To love a fellow Jew, just the same as you, is the basis of our holy Torah. He may be far from me, across the widened sea. Still I'll always love him just same. For 70, 80 years. Our Neshama wears and tears, just to do a favor for another. Love him with all your heart ...

[UPDATE: I remembered the ending. ...the heavens spread apart, cause every Jew is really our brother.]

I can't remember the rest. Sorry, it's been a long time since camp. Treating people with dignity and respect is harder than it sounds. It's probably one of the hardest things to do. We were all created with such different personalities that so many times do we clash with each other. We all know someone who we can't stand. We all know someone who makes so irritated that we want to go off on them.

When I was in Yeshiva I remember learning that any bad that you see in someone else usually means you have a level of the same bad thing within you. I was never really sure that I agreed with that. There are many discussions that can be had on that statement. But there is a certain level of truth to it. We see things in other people that bother us, and in some way, it bothers us because we know we can be the same way sometimes.

It doesn't matter what we do in our lives with regards to our different approaches to Judaism. The most important thing is to learn to respect the other person. We may think we know everything, we may think we are the right one. We may wonder how someone else could be so blind. Still, the first step to loving your fellow Jews, is to respect them.

Without respect, there is no platform for debate.

There is another "Vohavta" song. I think it goes like this:

Don't walk in front of me, I may not follow. Don't walk behind me, I may not lead.
Just walk beside me and be my friend, and together we will walk in the way of Hashem.

Monday, March 06, 2006

March Madness has Begun

And I ain't talking basketball!

It's Adar fun at The Muqata. The Purim blog parodies are "spot on" and, in an interesting twist, also demonstrative of the sense of community that has evolved in the J-Blogosphere.

So if you want to see the "real" RenReb, OrthoMom, Ezzie, Mirty, etc., check out the Purim Blogs!

Thursday, March 02, 2006

Chabad Stamp

I know Chabad can be controversial, especially lately, but I credit them with showing me that Judaism could be really joyous and fun. The wedding of a friend of mine in Crown Heights was an event I'll never forget. And when I was just a kid in the suburbs, the annual Chabad Chanukah parties were where I learned about "ru'ach."

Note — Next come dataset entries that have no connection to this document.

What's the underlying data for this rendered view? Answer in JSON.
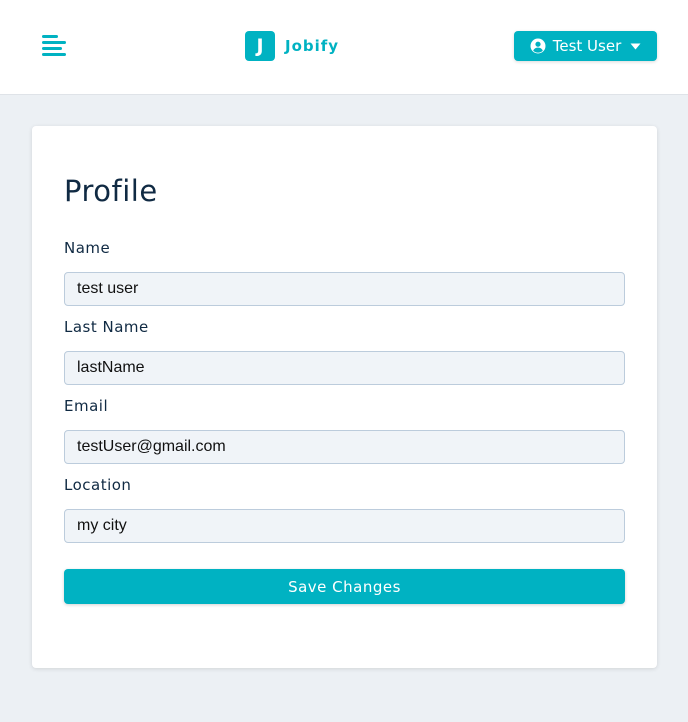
{
  "navbar": {
    "menu_icon": "menu-icon",
    "logo_letter": "J",
    "logo_text": "Jobify",
    "user_button": {
      "icon": "user-circle-icon",
      "label": "Test User",
      "caret_icon": "caret-down-icon"
    }
  },
  "profile": {
    "title": "Profile",
    "fields": [
      {
        "label": "Name",
        "value": "test user"
      },
      {
        "label": "Last Name",
        "value": "lastName"
      },
      {
        "label": "Email",
        "value": "testUser@gmail.com"
      },
      {
        "label": "Location",
        "value": "my city"
      }
    ],
    "submit_label": "Save Changes"
  },
  "colors": {
    "primary": "#00b2c2",
    "page_background": "#ecf0f4",
    "heading_text": "#102a43",
    "input_background": "#f0f4f8",
    "input_border": "#bcccdc"
  }
}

I think there is a balance in Judaism and it's OK to have people on either side of that balance. I come from a very, very "Misnagid" family. So I always treasured my glimpses into the Chasidic way of life. There is, most likely, a happy medium there somewhere.

So, all in all, I like Chabad. I like what they do. So "good for them" -- they have their own Israeli stamp now! Read all about it here.

As for the image, if they had asked me (though why they would I sure don't know), I would have said to put people on it, not 770 Eastern Parkway, which is, after all, just a building. ("What? Just a building? Is the White House just a house?") But I do like it overall. Yasher Ko'ach.